ARTISTS IN RESIDENCE: Modular Campus Housing for Pratt Institute
This proposed new residence hall was developed for a modular housing competition at Pratt Institute. The competition was judged by Barry Bergdoll, Kenneth Frampton, Avi Telyas, Tom Hanrahan, and Richard Scher. The other participants were Obra Architecture, Marble Fairbanks, Narofsky Architects, and Peter Gluck and Partners.
We were faced with the challenge of maximizing the number of units within a relatively constrained site and restrictive zoning guidelines. Our solution combines the density of a double-loaded corridor with the openness and environmental benefits of a single-loaded corridor by creating an atrium in the center of the building that lets in sunlight and air. Tectonic shifts in the building's modular form create a network of porches and walkways within this atrium which encourage collaboration and exchange.
This residence hall will extend the mission and character of the Pratt campus, seeding cultural activity within the surrounding community and establishing a clear identity for its students.
The building blurs the boundaries between art and life by creating an interplay between living, exhibition, and performance spaces. A gallery, theater, and lounges at various levels provide collective spaces while a vertical gallery creates individual exhibition space for each apartment.
Through programming, image, and accessibility the new residence hall will establish itself as a destination for both its residents and students from the main campus.
The atrium creates a passage for light and air to flow through the structure, while heliostats on the roof bring light into the center of the building. Multiple sustainability features are made possible by this concept with resulting health, energy savings, and resource conservation benefits.

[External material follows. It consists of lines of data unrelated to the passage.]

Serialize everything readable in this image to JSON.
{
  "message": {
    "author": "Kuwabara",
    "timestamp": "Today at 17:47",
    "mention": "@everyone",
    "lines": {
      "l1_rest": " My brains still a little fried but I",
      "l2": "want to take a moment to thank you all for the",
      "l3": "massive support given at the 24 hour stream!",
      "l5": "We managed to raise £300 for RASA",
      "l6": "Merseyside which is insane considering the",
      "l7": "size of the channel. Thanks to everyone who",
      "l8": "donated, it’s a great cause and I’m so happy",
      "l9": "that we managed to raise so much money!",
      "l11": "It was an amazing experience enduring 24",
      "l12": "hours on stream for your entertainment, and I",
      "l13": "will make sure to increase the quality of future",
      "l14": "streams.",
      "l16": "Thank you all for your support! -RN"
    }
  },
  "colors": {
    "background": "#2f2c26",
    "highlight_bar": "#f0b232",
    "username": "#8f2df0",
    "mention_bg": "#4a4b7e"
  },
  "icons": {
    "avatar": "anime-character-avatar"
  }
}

THE S.I.M.P.L.E. SYSTEM
Introducing a line of modular student residences based upon Garrison Architects' award-winning designs for Bard College Residence Halls. Produced by Kullman Industries of Lebanon, New Jersey, these buildings offer unparalleled design and construction quality and can be delivered with site work under a single contract in as little as six months.
Garrison Architects and Kullman Industries have formed a strategic alliance to produce a new line of manufactured buildings oriented to the needs of college and university clients. This alliance combines the award-winning and socially-responsive architecture of Garrison Architects with the innovative, technologically-advanced building systems of Kullman Industries. Both firms have a long history of successfully building for institutional users. Together they have created SIMPLE, a modular building system designed to remove the uncertainty of the typical building process and dramatically shrink production schedules from inception to occupancy.
These structures are designed with the latest advances in building technology. Sustainability and lasting performance are at the forefront of prefabrication today.
One of the greatest advantages of this product is flexibility. These buildings can be configured to fit any type of campus, from urban to rural by offering the option of constructing individual houses, apartments, or corridor-type dormitories. These buildings are designed to create a socially engaging atmosphere where students can meet, study, and learn together.
ON TIME DELIVERY
It is now possible, by using standard modules, to plan a building in the early spring and have it ready for occupancy by late summer. Design-construction schedules can be as little as six months. These building offer advantages comparable to automobile production, combining tested assembly methods and systems with rapid and predictable scheduling. Both design and construction times are significantly reduced through the use of standardized systems. A major cost and time-saving advantage of prefabricated technology is the ability to undertake site work and building production simultaneously.